Posted on October 21, 2012
I was unloading the dishwasher the other night and a favorite red plate came out chipped, the white underneath showing like exposed bone. It was one of a set of four that Al and I bought with money given to us when we got engaged, by dear friends of my family. One of those friends was dying at the time, and he passed away before our wedding. He had been my father’s best friend. It was for this reason that I felt a pang of grief at the breakage of the red plate.
Our possessions can hold memories in time as though set in glass, so that when they are lost, or broken, we lose a part of our personal narrative. Though the memory itself remains, that visual key which easily unlocks and unwinds it, weaving it throughout our days and keeping those old moments alive, well polished and lovingly worn, is lost, and the well oiled ease of remembering memories is diminished.
These are the most precious possessions that we can own, and our stories remain strong being bound to them. As I walk around my house, I tell myself stories that I know to be true, wound up in the cues that I encounter as I go. One book on my shelf is that which my father bought me when I was a little girl; one teapot in my row of teapots (and of course, each has a part in the narrative) painted with an old map of the world, was bought for me by my twin brother in a shop in the Dandenong Ranges, many years ago; that vase is one that I fell in love with in a shop in Curlewis St in Bondi (and the memory unravels, sensuously), this Chagall postcard my friend Heidi sent me from France when we were in our mid-twenties, and I was living back in Northcote; letters poured back and forth between us. This is the ring that Al placed upon my finger in Watsons Bay when he proposed to me, and this is the crystal decanter that he gave me on my first birthday with him, one of many gifts all doled out separately that day. Here is the formerly flawless paper nautilus my friend sent me in the post, wrapped carelessly in tissue, along with words, always the words. It got chipped the day after the Leonard Cohen concert in 2011, the perfection marred but not the tale of its origin.
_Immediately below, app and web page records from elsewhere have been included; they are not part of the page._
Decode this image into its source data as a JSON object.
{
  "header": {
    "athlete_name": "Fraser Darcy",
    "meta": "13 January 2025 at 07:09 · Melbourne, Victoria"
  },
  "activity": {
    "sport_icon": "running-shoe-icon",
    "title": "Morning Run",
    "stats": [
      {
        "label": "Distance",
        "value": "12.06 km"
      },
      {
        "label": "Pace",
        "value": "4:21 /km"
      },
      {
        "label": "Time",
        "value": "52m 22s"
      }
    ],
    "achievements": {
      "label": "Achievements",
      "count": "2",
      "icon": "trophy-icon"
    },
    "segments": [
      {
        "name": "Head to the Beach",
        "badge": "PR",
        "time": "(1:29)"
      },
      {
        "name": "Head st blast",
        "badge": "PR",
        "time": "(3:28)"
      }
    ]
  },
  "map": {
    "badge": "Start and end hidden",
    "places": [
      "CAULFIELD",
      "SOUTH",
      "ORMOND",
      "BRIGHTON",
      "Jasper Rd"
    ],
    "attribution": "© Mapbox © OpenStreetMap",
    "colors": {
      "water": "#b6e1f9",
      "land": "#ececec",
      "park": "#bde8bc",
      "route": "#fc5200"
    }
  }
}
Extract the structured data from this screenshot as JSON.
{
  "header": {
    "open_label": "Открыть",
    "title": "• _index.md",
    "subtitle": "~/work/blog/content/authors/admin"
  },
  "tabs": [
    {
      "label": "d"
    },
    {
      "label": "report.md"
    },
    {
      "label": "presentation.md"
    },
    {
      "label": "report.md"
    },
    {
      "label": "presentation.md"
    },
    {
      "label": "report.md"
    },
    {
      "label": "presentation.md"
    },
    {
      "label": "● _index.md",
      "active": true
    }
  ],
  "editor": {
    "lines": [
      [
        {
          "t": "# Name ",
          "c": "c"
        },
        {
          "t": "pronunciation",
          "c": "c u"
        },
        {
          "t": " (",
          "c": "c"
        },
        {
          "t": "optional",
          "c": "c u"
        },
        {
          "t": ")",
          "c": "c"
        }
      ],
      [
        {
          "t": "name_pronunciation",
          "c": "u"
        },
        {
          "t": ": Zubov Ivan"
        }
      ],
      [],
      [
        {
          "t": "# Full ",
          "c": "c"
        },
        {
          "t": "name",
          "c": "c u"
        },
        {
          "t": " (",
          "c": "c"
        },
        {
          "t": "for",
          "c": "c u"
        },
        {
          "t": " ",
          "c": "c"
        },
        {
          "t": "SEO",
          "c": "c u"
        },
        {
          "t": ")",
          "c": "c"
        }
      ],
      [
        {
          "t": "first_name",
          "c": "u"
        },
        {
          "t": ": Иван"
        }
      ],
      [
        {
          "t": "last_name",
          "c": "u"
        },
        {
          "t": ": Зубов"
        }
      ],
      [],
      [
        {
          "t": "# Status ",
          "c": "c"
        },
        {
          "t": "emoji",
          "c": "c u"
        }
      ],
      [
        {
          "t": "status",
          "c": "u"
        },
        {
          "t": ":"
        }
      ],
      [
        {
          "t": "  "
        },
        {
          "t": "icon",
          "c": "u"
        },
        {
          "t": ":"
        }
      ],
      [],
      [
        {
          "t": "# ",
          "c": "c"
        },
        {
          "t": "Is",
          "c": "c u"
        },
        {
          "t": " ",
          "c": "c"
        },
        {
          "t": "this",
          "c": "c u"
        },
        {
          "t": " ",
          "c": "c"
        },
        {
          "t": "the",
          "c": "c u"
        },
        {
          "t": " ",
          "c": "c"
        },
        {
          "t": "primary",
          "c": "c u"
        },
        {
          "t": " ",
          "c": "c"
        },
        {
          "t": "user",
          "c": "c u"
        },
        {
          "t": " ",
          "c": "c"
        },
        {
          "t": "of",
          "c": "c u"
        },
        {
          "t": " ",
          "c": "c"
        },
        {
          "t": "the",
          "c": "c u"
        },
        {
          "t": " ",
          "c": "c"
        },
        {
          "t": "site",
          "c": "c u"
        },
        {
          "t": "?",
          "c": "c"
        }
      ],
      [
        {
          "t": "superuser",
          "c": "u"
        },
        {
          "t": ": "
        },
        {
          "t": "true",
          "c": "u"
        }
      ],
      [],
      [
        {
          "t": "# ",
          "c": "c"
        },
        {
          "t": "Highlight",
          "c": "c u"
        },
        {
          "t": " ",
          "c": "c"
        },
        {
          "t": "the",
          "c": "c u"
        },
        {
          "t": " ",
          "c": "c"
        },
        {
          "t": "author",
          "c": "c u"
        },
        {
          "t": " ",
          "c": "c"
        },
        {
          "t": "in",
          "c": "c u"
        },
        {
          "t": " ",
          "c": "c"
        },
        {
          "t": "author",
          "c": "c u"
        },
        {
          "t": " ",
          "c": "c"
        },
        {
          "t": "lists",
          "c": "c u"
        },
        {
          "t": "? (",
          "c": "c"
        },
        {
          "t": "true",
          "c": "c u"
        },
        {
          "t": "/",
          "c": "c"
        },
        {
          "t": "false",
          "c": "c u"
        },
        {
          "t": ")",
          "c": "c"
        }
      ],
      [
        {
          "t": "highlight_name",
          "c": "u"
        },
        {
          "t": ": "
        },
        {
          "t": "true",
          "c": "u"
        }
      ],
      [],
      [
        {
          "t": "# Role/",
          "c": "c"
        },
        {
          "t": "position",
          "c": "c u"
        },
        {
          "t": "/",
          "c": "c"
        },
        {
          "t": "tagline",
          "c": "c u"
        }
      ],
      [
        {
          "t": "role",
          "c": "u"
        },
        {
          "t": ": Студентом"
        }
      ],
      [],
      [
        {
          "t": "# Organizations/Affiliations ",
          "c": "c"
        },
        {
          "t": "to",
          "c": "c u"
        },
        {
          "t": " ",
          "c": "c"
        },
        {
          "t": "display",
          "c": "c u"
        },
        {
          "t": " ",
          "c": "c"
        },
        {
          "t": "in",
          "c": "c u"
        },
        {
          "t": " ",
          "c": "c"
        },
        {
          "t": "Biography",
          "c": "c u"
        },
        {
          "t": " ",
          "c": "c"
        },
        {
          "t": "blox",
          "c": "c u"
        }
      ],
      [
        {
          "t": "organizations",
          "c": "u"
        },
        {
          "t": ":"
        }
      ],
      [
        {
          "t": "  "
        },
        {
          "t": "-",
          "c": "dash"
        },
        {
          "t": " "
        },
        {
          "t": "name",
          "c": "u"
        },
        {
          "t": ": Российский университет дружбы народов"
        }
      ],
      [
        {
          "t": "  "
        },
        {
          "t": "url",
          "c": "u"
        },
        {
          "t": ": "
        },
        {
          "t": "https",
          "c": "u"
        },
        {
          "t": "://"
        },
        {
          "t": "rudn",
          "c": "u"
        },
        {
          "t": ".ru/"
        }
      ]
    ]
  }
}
So many memories tangibly curated and kept here. I have already begun the litany of Perry’s personal narrative of objects, for when he grows older; this rainbow coloured bear with your name and date of birth upon it was contained in a courier bag that came to our door in Elwood a few days after you came home, this soft bear called Bukowski is one that your Dadda chose for you in a shop in Geelong before you were born, on the weekend that we decided to move here; this blanket knitted by your Nanna, and this silver and glass snow dome which plays A Baby’s Lullaby is engraved with part of its story ‘In Memory of MaMa’, bought for you by your great grandfather, when I play it to you I call it ‘playing MaMa’, and so I keep that lovely lady alive for the pair of us.